■ DATA TO PROCESS
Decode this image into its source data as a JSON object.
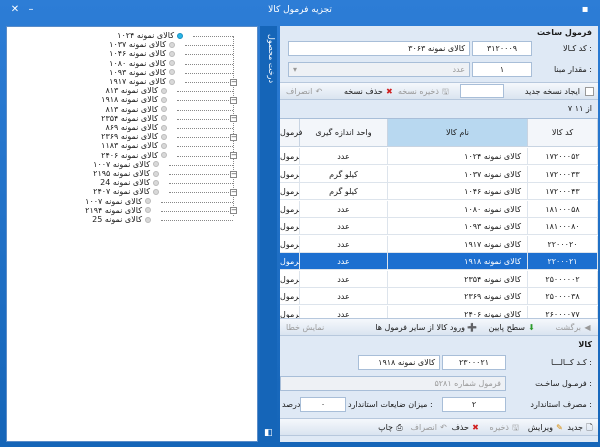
{
  "window": {
    "title": "تجزیه فرمول کالا"
  },
  "tree": {
    "root_label": "درخت محصول",
    "nodes": [
      {
        "label": "کالای نمونه ۱۰۲۴",
        "selected": true
      },
      {
        "label": "کالای نمونه ۱۰۳۷"
      },
      {
        "label": "کالای نمونه ۱۰۴۶"
      },
      {
        "label": "کالای نمونه ۱۰۸۰"
      },
      {
        "label": "کالای نمونه ۱۰۹۳"
      },
      {
        "label": "کالای نمونه ۱۹۱۷"
      },
      {
        "label": "کالای نمونه ۸۱۳"
      },
      {
        "label": "کالای نمونه ۱۹۱۸"
      },
      {
        "label": "کالای نمونه ۸۱۳"
      },
      {
        "label": "کالای نمونه ۲۳۵۴"
      },
      {
        "label": "کالای نمونه ۸۶۹"
      },
      {
        "label": "کالای نمونه ۲۳۶۹"
      },
      {
        "label": "کالای نمونه ۱۱۸۳"
      },
      {
        "label": "کالای نمونه ۲۴۰۶"
      },
      {
        "label": "کالای نمونه ۱۰۰۷"
      },
      {
        "label": "کالای نمونه ۲۱۹۵"
      },
      {
        "label": "کالای نمونه 24"
      },
      {
        "label": "کالای نمونه ۲۴۰۷"
      },
      {
        "label": "کالای نمونه ۱۰۰۷"
      },
      {
        "label": "کالای نمونه ۲۱۹۴"
      },
      {
        "label": "کالای نمونه 25"
      }
    ]
  },
  "formula": {
    "section_title": "فرمول ساخت",
    "code_label": "کد کـالا :",
    "code_value": "۳۱۲۰۰۰۹",
    "name_value": "کالای نمونه ۳۰۶۳",
    "qty_label": "مقدار مبنا :",
    "qty_value": "۱",
    "unit_value": "عدد",
    "new_copy_label": "ایجاد نسخه جدید",
    "save_copy": "ذخیره نسخه",
    "delete_copy": "حذف نسخه",
    "cancel": "انصراف",
    "record_count": "از ۱۱ ۷"
  },
  "grid": {
    "headers": [
      "کد کالا",
      "نام کالا",
      "واحد اندازه گیری",
      "فرمول"
    ],
    "rows": [
      [
        "۱۷۲۰۰۰۵۲",
        "کالای نمونه ۱۰۲۴",
        "عدد",
        "فرمول"
      ],
      [
        "۱۷۲۰۰۰۳۳",
        "کالای نمونه ۱۰۳۷",
        "کیلو گرم",
        "فرمول"
      ],
      [
        "۱۷۲۰۰۰۴۳",
        "کالای نمونه ۱۰۴۶",
        "کیلو گرم",
        "فرمول"
      ],
      [
        "۱۸۱۰۰۰۵۸",
        "کالای نمونه ۱۰۸۰",
        "عدد",
        "فرمول"
      ],
      [
        "۱۸۱۰۰۰۸۰",
        "کالای نمونه ۱۰۹۳",
        "عدد",
        "فرمول"
      ],
      [
        "۲۲۰۰۰۲۰",
        "کالای نمونه ۱۹۱۷",
        "عدد",
        "فرمول"
      ],
      [
        "۲۲۰۰۰۲۱",
        "کالای نمونه ۱۹۱۸",
        "عدد",
        "فرمول"
      ],
      [
        "۲۵۰۰۰۰۰۲",
        "کالای نمونه ۲۳۵۴",
        "عدد",
        "فرمول"
      ],
      [
        "۲۵۰۰۰۰۳۸",
        "کالای نمونه ۲۳۶۹",
        "عدد",
        "فرمول"
      ],
      [
        "۲۶۰۰۰۰۷۷",
        "کالای نمونه ۲۴۰۶",
        "عدد",
        "فرمول"
      ]
    ],
    "selected_row": 6
  },
  "nav_bar": {
    "back": "برگشت",
    "level_down": "سطح پایین",
    "import": "ورود کالا از سایر فرمول ها",
    "show_error": "نمایش خطا"
  },
  "item": {
    "section_title": "کالا",
    "code_label": "کـد کــالـــا :",
    "code_value": "۲۳۰۰۰۲۱",
    "name_value": "کالای نمونه ۱۹۱۸",
    "formula_label": "فرمـول ساخـت :",
    "formula_value": "فرمول شماره ۵۲۸۱",
    "consumption_label": "مصرف استاندارد :",
    "consumption_value": "۲",
    "waste_label": "میزان ضایعات استاندارد :",
    "waste_value": "۰",
    "percent_label": "درصد"
  },
  "bottom_bar": {
    "new": "جدید",
    "edit": "ویرایش",
    "save": "ذخیره",
    "delete": "حذف",
    "cancel": "انصراف",
    "print": "چاپ"
  },
  "colors": {
    "accent": "#1565b8",
    "selection": "#1c6fd0"
  }
}
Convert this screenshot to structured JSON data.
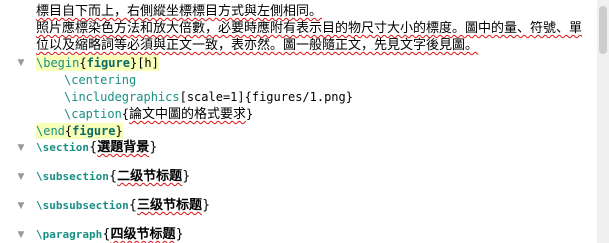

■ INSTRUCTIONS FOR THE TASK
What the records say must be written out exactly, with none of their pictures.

■ RESPONSE
Decode this image into its source data as a JSON object.
{
  "window": {
    "title": "تجزیه فرمول کالا"
  },
  "tree": {
    "root_label": "درخت محصول",
    "nodes": [
      {
        "label": "کالای نمونه ۱۰۲۴",
        "selected": true
      },
      {
        "label": "کالای نمونه ۱۰۳۷"
      },
      {
        "label": "کالای نمونه ۱۰۴۶"
      },
      {
        "label": "کالای نمونه ۱۰۸۰"
      },
      {
        "label": "کالای نمونه ۱۰۹۳"
      },
      {
        "label": "کالای نمونه ۱۹۱۷"
      },
      {
        "label": "کالای نمونه ۸۱۳"
      },
      {
        "label": "کالای نمونه ۱۹۱۸"
      },
      {
        "label": "کالای نمونه ۸۱۳"
      },
      {
        "label": "کالای نمونه ۲۳۵۴"
      },
      {
        "label": "کالای نمونه ۸۶۹"
      },
      {
        "label": "کالای نمونه ۲۳۶۹"
      },
      {
        "label": "کالای نمونه ۱۱۸۳"
      },
      {
        "label": "کالای نمونه ۲۴۰۶"
      },
      {
        "label": "کالای نمونه ۱۰۰۷"
      },
      {
        "label": "کالای نمونه ۲۱۹۵"
      },
      {
        "label": "کالای نمونه 24"
      },
      {
        "label": "کالای نمونه ۲۴۰۷"
      },
      {
        "label": "کالای نمونه ۱۰۰۷"
      },
      {
        "label": "کالای نمونه ۲۱۹۴"
      },
      {
        "label": "کالای نمونه 25"
      }
    ]
  },
  "formula": {
    "section_title": "فرمول ساخت",
    "code_label": "کد کـالا :",
    "code_value": "۳۱۲۰۰۰۹",
    "name_value": "کالای نمونه ۳۰۶۳",
    "qty_label": "مقدار مبنا :",
    "qty_value": "۱",
    "unit_value": "عدد",
    "new_copy_label": "ایجاد نسخه جدید",
    "save_copy": "ذخیره نسخه",
    "delete_copy": "حذف نسخه",
    "cancel": "انصراف",
    "record_count": "از ۱۱ ۷"
  },
  "grid": {
    "headers": [
      "کد کالا",
      "نام کالا",
      "واحد اندازه گیری",
      "فرمول"
    ],
    "rows": [
      [
        "۱۷۲۰۰۰۵۲",
        "کالای نمونه ۱۰۲۴",
        "عدد",
        "فرمول"
      ],
      [
        "۱۷۲۰۰۰۳۳",
        "کالای نمونه ۱۰۳۷",
        "کیلو گرم",
        "فرمول"
      ],
      [
        "۱۷۲۰۰۰۴۳",
        "کالای نمونه ۱۰۴۶",
        "کیلو گرم",
        "فرمول"
      ],
      [
        "۱۸۱۰۰۰۵۸",
        "کالای نمونه ۱۰۸۰",
        "عدد",
        "فرمول"
      ],
      [
        "۱۸۱۰۰۰۸۰",
        "کالای نمونه ۱۰۹۳",
        "عدد",
        "فرمول"
      ],
      [
        "۲۲۰۰۰۲۰",
        "کالای نمونه ۱۹۱۷",
        "عدد",
        "فرمول"
      ],
      [
        "۲۲۰۰۰۲۱",
        "کالای نمونه ۱۹۱۸",
        "عدد",
        "فرمول"
      ],
      [
        "۲۵۰۰۰۰۰۲",
        "کالای نمونه ۲۳۵۴",
        "عدد",
        "فرمول"
      ],
      [
        "۲۵۰۰۰۰۳۸",
        "کالای نمونه ۲۳۶۹",
        "عدد",
        "فرمول"
      ],
      [
        "۲۶۰۰۰۰۷۷",
        "کالای نمونه ۲۴۰۶",
        "عدد",
        "فرمول"
      ]
    ],
    "selected_row": 6
  },
  "nav_bar": {
    "back": "برگشت",
    "level_down": "سطح پایین",
    "import": "ورود کالا از سایر فرمول ها",
    "show_error": "نمایش خطا"
  },
  "item": {
    "section_title": "کالا",
    "code_label": "کـد کــالـــا :",
    "code_value": "۲۳۰۰۰۲۱",
    "name_value": "کالای نمونه ۱۹۱۸",
    "formula_label": "فرمـول ساخـت :",
    "formula_value": "فرمول شماره ۵۲۸۱",
    "consumption_label": "مصرف استاندارد :",
    "consumption_value": "۲",
    "waste_label": "میزان ضایعات استاندارد :",
    "waste_value": "۰",
    "percent_label": "درصد"
  },
  "bottom_bar": {
    "new": "جدید",
    "edit": "ویرایش",
    "save": "ذخیره",
    "delete": "حذف",
    "cancel": "انصراف",
    "print": "چاپ"
  },
  "colors": {
    "accent": "#1565b8",
    "selection": "#1c6fd0"
  }
}
Convert this screenshot to structured JSON data.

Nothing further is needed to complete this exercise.